- [Problem details]
Reproduce all of the listing below without alteration.

◆ ◆ ◆ ◆ ◆

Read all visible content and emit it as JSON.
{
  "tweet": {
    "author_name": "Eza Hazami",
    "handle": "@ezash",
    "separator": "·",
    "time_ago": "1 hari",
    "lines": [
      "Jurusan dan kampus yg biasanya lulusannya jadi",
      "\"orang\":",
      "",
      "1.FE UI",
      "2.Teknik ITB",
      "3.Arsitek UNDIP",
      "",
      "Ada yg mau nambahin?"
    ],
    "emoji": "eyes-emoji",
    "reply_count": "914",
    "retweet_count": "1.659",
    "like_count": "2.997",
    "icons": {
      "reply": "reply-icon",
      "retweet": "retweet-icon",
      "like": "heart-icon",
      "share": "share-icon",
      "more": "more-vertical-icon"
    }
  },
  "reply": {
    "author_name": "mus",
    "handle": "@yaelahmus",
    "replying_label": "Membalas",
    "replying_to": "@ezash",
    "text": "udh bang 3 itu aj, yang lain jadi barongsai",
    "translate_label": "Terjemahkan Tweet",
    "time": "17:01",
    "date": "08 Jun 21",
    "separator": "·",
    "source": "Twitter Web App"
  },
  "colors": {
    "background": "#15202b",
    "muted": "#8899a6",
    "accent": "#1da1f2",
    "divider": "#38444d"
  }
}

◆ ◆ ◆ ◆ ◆

- [Solution to this exercise]
Read all visible content and emit it as JSON.
{
  "tweet": {
    "author_name": "Eza Hazami",
    "handle": "@ezash",
    "separator": "·",
    "time_ago": "1 hari",
    "lines": [
      "Jurusan dan kampus yg biasanya lulusannya jadi",
      "\"orang\":",
      "",
      "1.FE UI",
      "2.Teknik ITB",
      "3.Arsitek UNDIP",
      "",
      "Ada yg mau nambahin?"
    ],
    "emoji": "eyes-emoji",
    "reply_count": "914",
    "retweet_count": "1.659",
    "like_count": "2.997",
    "icons": {
      "reply": "reply-icon",
      "retweet": "retweet-icon",
      "like": "heart-icon",
      "share": "share-icon",
      "more": "more-vertical-icon"
    }
  },
  "reply": {
    "author_name": "mus",
    "handle": "@yaelahmus",
    "replying_label": "Membalas",
    "replying_to": "@ezash",
    "text": "udh bang 3 itu aj, yang lain jadi barongsai",
    "translate_label": "Terjemahkan Tweet",
    "time": "17:01",
    "date": "08 Jun 21",
    "separator": "·",
    "source": "Twitter Web App"
  },
  "colors": {
    "background": "#15202b",
    "muted": "#8899a6",
    "accent": "#1da1f2",
    "divider": "#38444d"
  }
}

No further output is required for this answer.